Monday, May 24, 2010

Restocking the Pantry with Sugar Alternatives

The idea of a pantry without sugar may sound a little bit, well... empty. But many less processed alternatives to common table sugar exist.

The idea of a pantry without sugar may sound a little bit, well... empty. But many less processed alternatives to common table sugar exist. Alternative sweeteners will not only bring the desired sweetness to your foods, but can also add flavor and make for a moister texture. This is a partial list of alternative sweeteners (broken down into liquid and granulated options) you might want to consider next time you're baking or cooking:

Liquid sweeteners

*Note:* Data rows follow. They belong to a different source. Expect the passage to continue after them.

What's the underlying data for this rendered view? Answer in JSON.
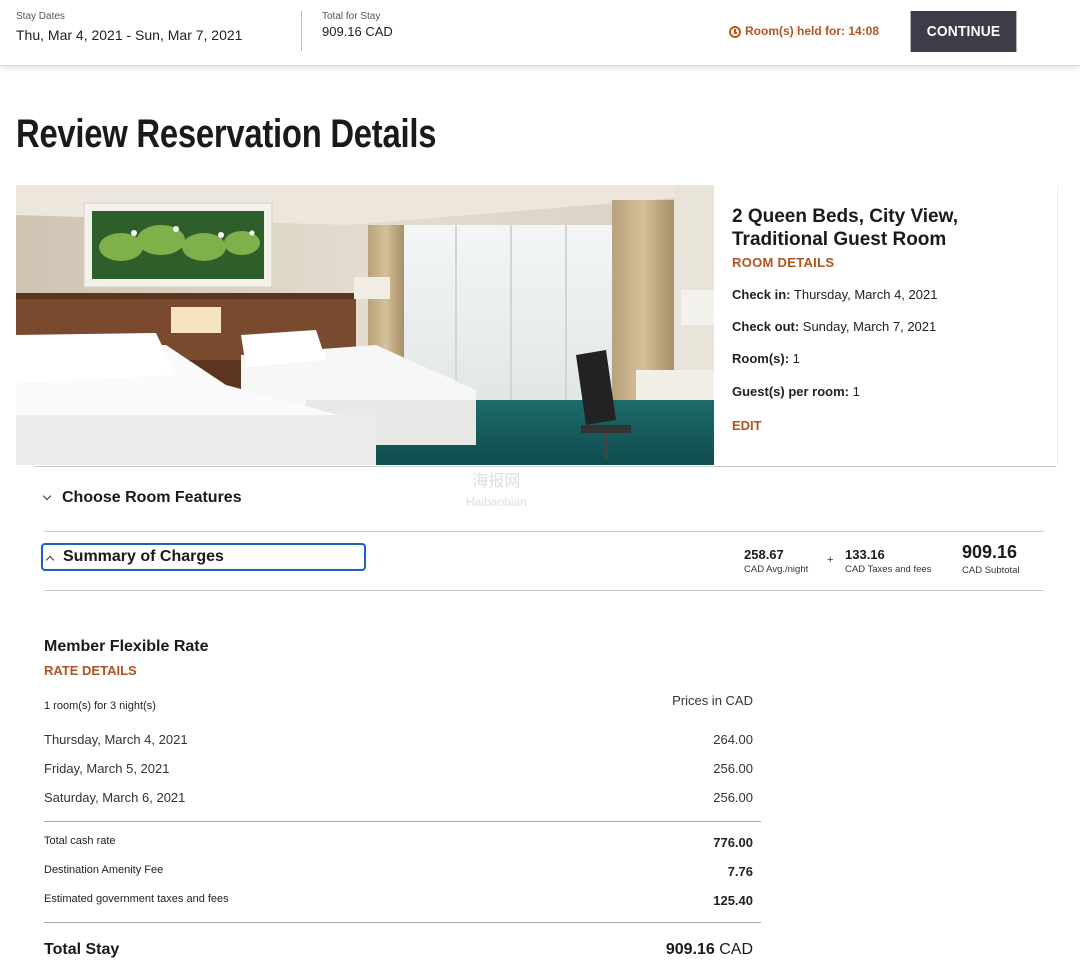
{
  "header": {
    "stay_dates_label": "Stay Dates",
    "stay_dates_value": "Thu, Mar 4, 2021 - Sun, Mar 7, 2021",
    "total_label": "Total for Stay",
    "total_value": "909.16 CAD",
    "held_text": "Room(s) held for: 14:08",
    "continue_label": "CONTINUE",
    "accent_color": "#b5541f"
  },
  "page_title": "Review Reservation Details",
  "room": {
    "title": "2 Queen Beds, City View, Traditional Guest Room",
    "details_link": "ROOM DETAILS",
    "checkin_label": "Check in:",
    "checkin_value": " Thursday, March 4, 2021",
    "checkout_label": "Check out:",
    "checkout_value": " Sunday, March 7, 2021",
    "rooms_label": "Room(s):",
    "rooms_value": " 1",
    "guests_label": "Guest(s) per room:",
    "guests_value": " 1",
    "edit_link": "EDIT"
  },
  "sections": {
    "choose_features": "Choose Room Features",
    "summary": "Summary of Charges"
  },
  "summary_charges": {
    "avg_value": "258.67",
    "avg_label": "CAD Avg./night",
    "plus": "+",
    "taxes_value": "133.16",
    "taxes_label": "CAD Taxes and fees",
    "subtotal_value": "909.16",
    "subtotal_label": "CAD Subtotal"
  },
  "rate": {
    "title": "Member Flexible Rate",
    "details_link": "RATE DETAILS",
    "nights": "1 room(s) for 3 night(s)",
    "prices_in": "Prices in CAD",
    "days": [
      {
        "date": "Thursday, March 4, 2021",
        "price": "264.00"
      },
      {
        "date": "Friday, March 5, 2021",
        "price": "256.00"
      },
      {
        "date": "Saturday, March 6, 2021",
        "price": "256.00"
      }
    ],
    "totals": [
      {
        "label": "Total cash rate",
        "value": "776.00"
      },
      {
        "label": "Destination Amenity Fee",
        "value": "7.76"
      },
      {
        "label": "Estimated government taxes and fees",
        "value": "125.40"
      }
    ],
    "total_stay_label": "Total Stay",
    "total_stay_value": "909.16",
    "total_stay_currency": " CAD"
  },
  "watermark": {
    "line1": "海报网",
    "line2": "Haibaobian"
  }
}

  • Maple syrup: This option is sold in grades, A or B. Grade A is lighter in color and taste. Grade B is darker with a stronger maple flavor.
  • Honey: Adds a unique taste to dishes. When used in baking to replace sugar, honey adds moisture and density to baked items.
  • Brown rice syrup: It has the most delicate flavor of the liquid sweeteners and is a nice choice for salad dressings.

Granulated sweeteners

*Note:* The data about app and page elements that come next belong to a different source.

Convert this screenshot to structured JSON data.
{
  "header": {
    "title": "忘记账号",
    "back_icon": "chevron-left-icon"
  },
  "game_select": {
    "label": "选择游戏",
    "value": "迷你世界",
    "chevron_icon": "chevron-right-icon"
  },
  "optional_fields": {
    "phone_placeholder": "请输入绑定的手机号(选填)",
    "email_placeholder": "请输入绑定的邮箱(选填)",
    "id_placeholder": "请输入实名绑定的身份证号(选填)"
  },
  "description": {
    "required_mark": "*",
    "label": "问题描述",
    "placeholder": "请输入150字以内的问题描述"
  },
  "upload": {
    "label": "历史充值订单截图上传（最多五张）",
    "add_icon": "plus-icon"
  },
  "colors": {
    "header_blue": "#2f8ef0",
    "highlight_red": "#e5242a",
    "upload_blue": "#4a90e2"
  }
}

  • Date sugar: It can taste a bit like dates, but performs well in baked goods.
  • Evaporated cane juice: It can be found under brand names such as Sucanat, Rapidura or Florida crystals and is the closest in texture, flavor and performance to regular table sugar, adding both bulk and sweetness at comparable amounts.

When substituting a liquid sweetener for sugar in baking, reduce the total liquid in the recipe by ¼ cup. If there is no liquid listed in the recipe, add 3-5 tablespoons of flour for each ¾ cup liquid sweetener used.

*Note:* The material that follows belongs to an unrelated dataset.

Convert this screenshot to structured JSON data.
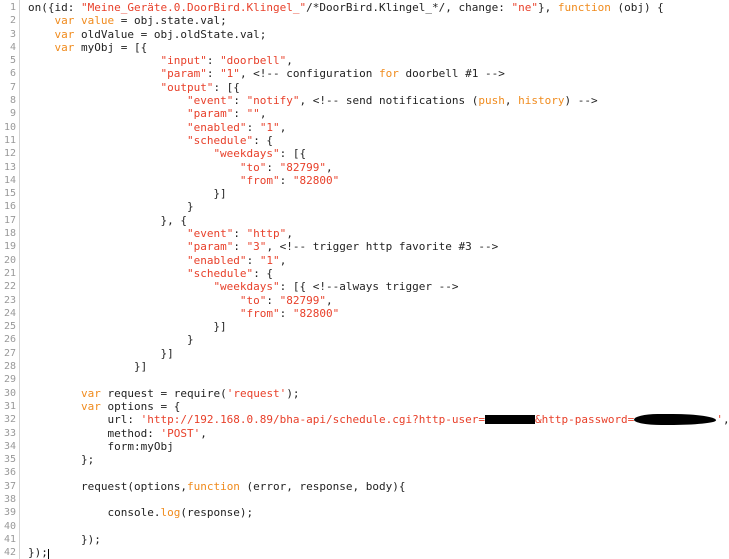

With so many alternatives to experiment with in your own kitchen, you may find refined table sugar no longer such a necessary staple of your pantry.

- Misha Henshaw, dietetic intern, and Debra A. Boutin, MS, RD, chair and dietetic internship director, Department of Nutrition and Exercise Science at Bastyr University

FALL 2015
Have questions about a program?
Request information »

More Health Tips

Conserve resources and save money by cooking with less water.

Planning your picnic in advance can gives you more time to enjoy your family and the great outdoors.

Eating more fermented foods like lassi, kimchi and miso is a delicious way to boost your immune system and introduce good bacteria and important vitamins into your diet.

Be a part of the heirloom revolution! Heirlooms taste better, are adapted to local growing conditions, and can improve the security of our food system.

The more we can elongate our muscle fibers, the more we can ensure maximum functionality when it comes to movement through our daily lives.

In general, fish caught outside the Fukushima area have levels of radiation far below acceptable limits, but long-term effects of the disaster are still unknown.

Subscribe to Newsletters

CAPTCHA
This question is for testing whether you are a human visitor and to prevent automated spam submissions.
2 + 0 =
Solve this simple math problem and enter the result. E.g. for 1+3, enter 4.